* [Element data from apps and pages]
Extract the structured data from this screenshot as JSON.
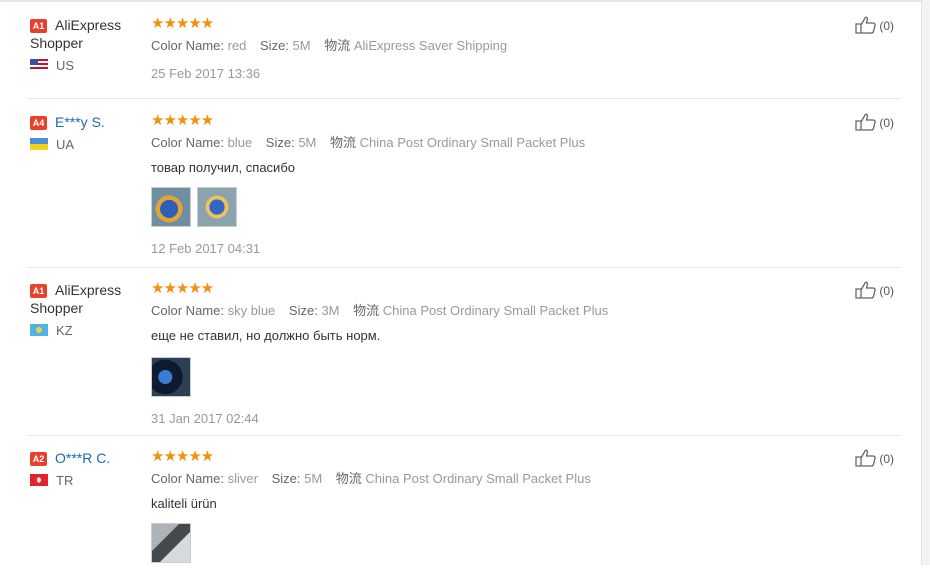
{
  "labels": {
    "color_name": "Color Name:",
    "size": "Size:",
    "shipping": "物流"
  },
  "stars_text": "★★★★★",
  "reviews": [
    {
      "badge": "A1",
      "buyer": "AliExpress Shopper",
      "country": "US",
      "rating": 5,
      "color": "red",
      "size": "5M",
      "shipping": "AliExpress Saver Shipping",
      "text": "",
      "photos": 0,
      "date": "25 Feb 2017 13:36",
      "useful": "(0)"
    },
    {
      "badge": "A4",
      "buyer": "E***y S.",
      "country": "UA",
      "rating": 5,
      "color": "blue",
      "size": "5M",
      "shipping": "China Post Ordinary Small Packet Plus",
      "text": "товар получил, спасибо",
      "photos": 2,
      "date": "12 Feb 2017 04:31",
      "useful": "(0)"
    },
    {
      "badge": "A1",
      "buyer": "AliExpress Shopper",
      "country": "KZ",
      "rating": 5,
      "color": "sky blue",
      "size": "3M",
      "shipping": "China Post Ordinary Small Packet Plus",
      "text": "еще не ставил, но должно быть норм.",
      "photos": 1,
      "date": "31 Jan 2017 02:44",
      "useful": "(0)"
    },
    {
      "badge": "A2",
      "buyer": "O***R C.",
      "country": "TR",
      "rating": 5,
      "color": "sliver",
      "size": "5M",
      "shipping": "China Post Ordinary Small Packet Plus",
      "text": "kaliteli ürün",
      "photos": 1,
      "date": "",
      "useful": "(0)"
    }
  ],
  "colors": {
    "badge": "#e8412b",
    "star": "#f58f0f",
    "link": "#1a6ab8"
  }
}
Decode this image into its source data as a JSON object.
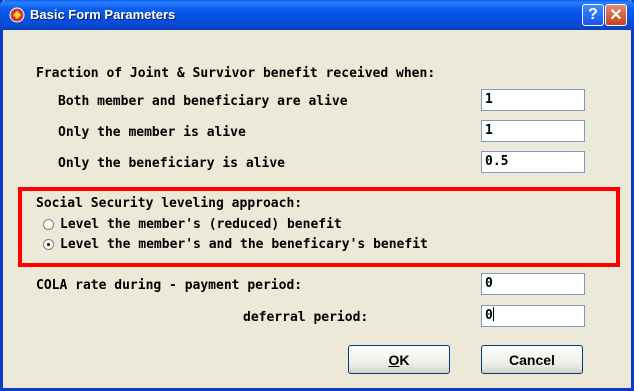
{
  "window": {
    "title": "Basic Form Parameters",
    "help_label": "?",
    "close_label": "✕"
  },
  "jas": {
    "heading": "Fraction of Joint & Survivor benefit received when:",
    "rows": [
      {
        "label": "Both member and beneficiary are alive",
        "value": "1"
      },
      {
        "label": "Only the member is alive",
        "value": "1"
      },
      {
        "label": "Only the beneficiary is alive",
        "value": "0.5"
      }
    ]
  },
  "ss": {
    "heading": "Social Security leveling approach:",
    "options": [
      {
        "label": "Level the member's (reduced) benefit",
        "checked": false
      },
      {
        "label": "Level the member's and the beneficary's benefit",
        "checked": true
      }
    ],
    "highlight_color": "#ff0000"
  },
  "cola": {
    "payment_label": "COLA rate during - payment period:",
    "payment_value": "0",
    "deferral_label": "deferral period:",
    "deferral_value": "0"
  },
  "buttons": {
    "ok_mnemonic": "O",
    "ok_rest": "K",
    "cancel": "Cancel"
  }
}
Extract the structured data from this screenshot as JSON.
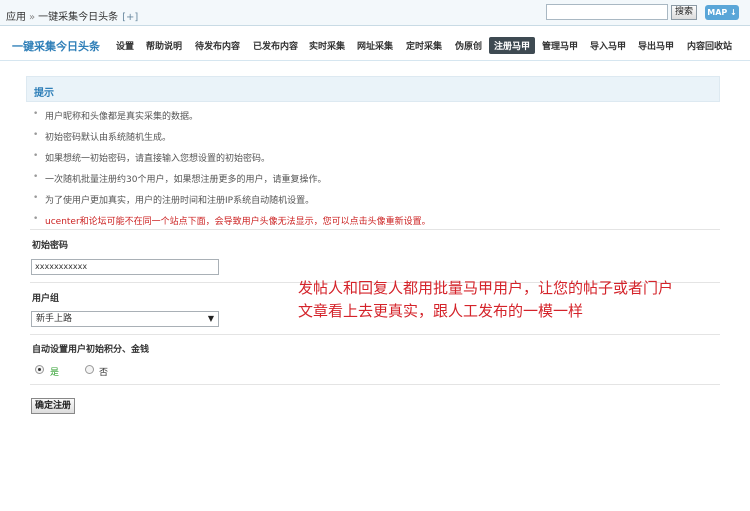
{
  "topbar": {
    "crumb_root": "应用",
    "crumb_sep": "»",
    "crumb_current": "一键采集今日头条",
    "crumb_add": "[+]",
    "search_placeholder": "",
    "search_button": "搜索",
    "map_button": "MAP ↓"
  },
  "nav": {
    "brand": "一键采集今日头条",
    "items": [
      "设置",
      "帮助说明",
      "待发布内容",
      "已发布内容",
      "实时采集",
      "网址采集",
      "定时采集",
      "伪原创",
      "注册马甲",
      "管理马甲",
      "导入马甲",
      "导出马甲",
      "内容回收站"
    ],
    "active": "注册马甲"
  },
  "tips": {
    "title": "提示",
    "items": [
      "用户昵称和头像都是真实采集的数据。",
      "初始密码默认由系统随机生成。",
      "如果想统一初始密码，请直接输入您想设置的初始密码。",
      "一次随机批量注册约30个用户，如果想注册更多的用户，请重复操作。",
      "为了使用户更加真实，用户的注册时间和注册IP系统自动随机设置。",
      "ucenter和论坛可能不在同一个站点下面，会导致用户头像无法显示，您可以点击头像重新设置。"
    ]
  },
  "form": {
    "password_label": "初始密码",
    "password_value": "xxxxxxxxxxx",
    "group_label": "用户组",
    "group_selected": "新手上路",
    "auto_label": "自动设置用户初始积分、金钱",
    "radio_yes": "是",
    "radio_no": "否",
    "radio_selected": "是",
    "submit_label": "确定注册"
  },
  "annotation": {
    "line1": "发帖人和回复人都用批量马甲用户，让您的帖子或者门户",
    "line2": "文章看上去更真实，跟人工发布的一模一样"
  },
  "colors": {
    "brand": "#2f7fb8",
    "warning": "#cc2222",
    "annotation": "#d4232a",
    "yes_label": "#2a9d2a"
  }
}
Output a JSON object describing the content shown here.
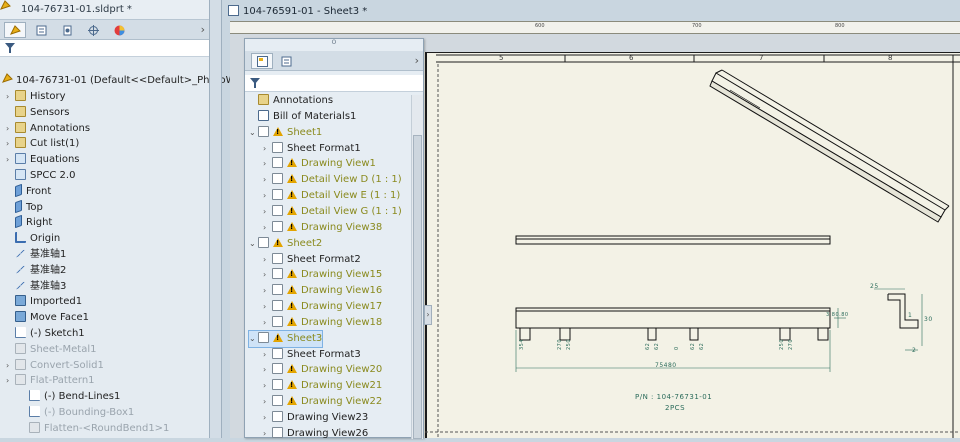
{
  "part": {
    "title": "104-76731-01.sldprt *",
    "root_label": "104-76731-01  (Default<<Default>_PhotoW",
    "tree": [
      {
        "label": "History",
        "icon": "history-icon",
        "style": "normal",
        "exp": true
      },
      {
        "label": "Sensors",
        "icon": "sensors-icon",
        "style": "normal",
        "exp": false
      },
      {
        "label": "Annotations",
        "icon": "annotations-icon",
        "style": "normal",
        "exp": true
      },
      {
        "label": "Cut list(1)",
        "icon": "cut-list-icon",
        "style": "normal",
        "exp": true
      },
      {
        "label": "Equations",
        "icon": "equations-icon",
        "style": "normal",
        "exp": true
      },
      {
        "label": "SPCC 2.0",
        "icon": "material-icon",
        "style": "normal",
        "exp": false
      },
      {
        "label": "Front",
        "icon": "plane-icon",
        "style": "normal",
        "exp": false
      },
      {
        "label": "Top",
        "icon": "plane-icon",
        "style": "normal",
        "exp": false
      },
      {
        "label": "Right",
        "icon": "plane-icon",
        "style": "normal",
        "exp": false
      },
      {
        "label": "Origin",
        "icon": "origin-icon",
        "style": "normal",
        "exp": false
      },
      {
        "label": "基准轴1",
        "icon": "axis-icon",
        "style": "normal",
        "exp": false
      },
      {
        "label": "基准轴2",
        "icon": "axis-icon",
        "style": "normal",
        "exp": false
      },
      {
        "label": "基准轴3",
        "icon": "axis-icon",
        "style": "normal",
        "exp": false
      },
      {
        "label": "Imported1",
        "icon": "imported-icon",
        "style": "normal",
        "exp": false
      },
      {
        "label": "Move Face1",
        "icon": "move-face-icon",
        "style": "normal",
        "exp": false
      },
      {
        "label": "(-) Sketch1",
        "icon": "sketch-icon",
        "style": "normal",
        "exp": false
      },
      {
        "label": "Sheet-Metal1",
        "icon": "sheet-metal-icon",
        "style": "dim",
        "exp": false
      },
      {
        "label": "Convert-Solid1",
        "icon": "convert-solid-icon",
        "style": "dim",
        "exp": true
      },
      {
        "label": "Flat-Pattern1",
        "icon": "flat-pattern-icon",
        "style": "dim",
        "exp": true
      },
      {
        "label": "(-) Bend-Lines1",
        "icon": "sketch-icon",
        "style": "child",
        "exp": false
      },
      {
        "label": "(-) Bounding-Box1",
        "icon": "sketch-icon",
        "style": "childdim",
        "exp": false
      },
      {
        "label": "Flatten-<RoundBend1>1",
        "icon": "flatten-icon",
        "style": "childdim",
        "exp": false
      }
    ]
  },
  "drawing": {
    "tab_title": "104-76591-01 - Sheet3 *",
    "tree": [
      {
        "label": "Annotations",
        "kind": "annotations",
        "indent": 0,
        "exp": false,
        "warn": false,
        "style": "normal"
      },
      {
        "label": "Bill of Materials1",
        "kind": "bom",
        "indent": 0,
        "exp": false,
        "warn": false,
        "style": "normal"
      },
      {
        "label": "Sheet1",
        "kind": "sheet",
        "indent": 0,
        "exp": "open",
        "warn": true,
        "style": "warn"
      },
      {
        "label": "Sheet Format1",
        "kind": "format",
        "indent": 1,
        "exp": true,
        "warn": false,
        "style": "normal"
      },
      {
        "label": "Drawing View1",
        "kind": "view",
        "indent": 1,
        "exp": true,
        "warn": true,
        "style": "warn"
      },
      {
        "label": "Detail View D (1 : 1)",
        "kind": "detail",
        "indent": 1,
        "exp": true,
        "warn": true,
        "style": "warn"
      },
      {
        "label": "Detail View E (1 : 1)",
        "kind": "detail",
        "indent": 1,
        "exp": true,
        "warn": true,
        "style": "warn"
      },
      {
        "label": "Detail View G (1 : 1)",
        "kind": "detail",
        "indent": 1,
        "exp": true,
        "warn": true,
        "style": "warn"
      },
      {
        "label": "Drawing View38",
        "kind": "view",
        "indent": 1,
        "exp": true,
        "warn": true,
        "style": "warn"
      },
      {
        "label": "Sheet2",
        "kind": "sheet",
        "indent": 0,
        "exp": "open",
        "warn": true,
        "style": "warn"
      },
      {
        "label": "Sheet Format2",
        "kind": "format",
        "indent": 1,
        "exp": true,
        "warn": false,
        "style": "normal"
      },
      {
        "label": "Drawing View15",
        "kind": "view",
        "indent": 1,
        "exp": true,
        "warn": true,
        "style": "warn"
      },
      {
        "label": "Drawing View16",
        "kind": "view",
        "indent": 1,
        "exp": true,
        "warn": true,
        "style": "warn"
      },
      {
        "label": "Drawing View17",
        "kind": "view",
        "indent": 1,
        "exp": true,
        "warn": true,
        "style": "warn"
      },
      {
        "label": "Drawing View18",
        "kind": "view",
        "indent": 1,
        "exp": true,
        "warn": true,
        "style": "warn"
      },
      {
        "label": "Sheet3",
        "kind": "sheet",
        "indent": 0,
        "exp": "open",
        "warn": true,
        "style": "selwarn"
      },
      {
        "label": "Sheet Format3",
        "kind": "format",
        "indent": 1,
        "exp": true,
        "warn": false,
        "style": "normal"
      },
      {
        "label": "Drawing View20",
        "kind": "view",
        "indent": 1,
        "exp": true,
        "warn": true,
        "style": "warn"
      },
      {
        "label": "Drawing View21",
        "kind": "view",
        "indent": 1,
        "exp": true,
        "warn": true,
        "style": "warn"
      },
      {
        "label": "Drawing View22",
        "kind": "view",
        "indent": 1,
        "exp": true,
        "warn": true,
        "style": "warn"
      },
      {
        "label": "Drawing View23",
        "kind": "view",
        "indent": 1,
        "exp": true,
        "warn": false,
        "style": "normal"
      },
      {
        "label": "Drawing View26",
        "kind": "view",
        "indent": 1,
        "exp": true,
        "warn": false,
        "style": "normal"
      }
    ],
    "zones": [
      "5",
      "6",
      "7",
      "8"
    ],
    "ruler_labels": [
      "600",
      "700",
      "800"
    ],
    "dims_bottom": [
      "354",
      "270",
      "250",
      "62",
      "62",
      "0",
      "62",
      "62",
      "250",
      "270",
      "3 80.80"
    ],
    "overall_dim": "75480",
    "right_dims": [
      "25",
      "1",
      "30",
      "2"
    ],
    "pn_line": "P/N : 104-76731-01",
    "qty_line": "2PCS"
  }
}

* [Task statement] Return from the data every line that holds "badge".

* [Response]
      "badge": "A1",
      "badge": "A4",
      "badge": "A1",
      "badge": "A2",
    "badge": "#e8412b",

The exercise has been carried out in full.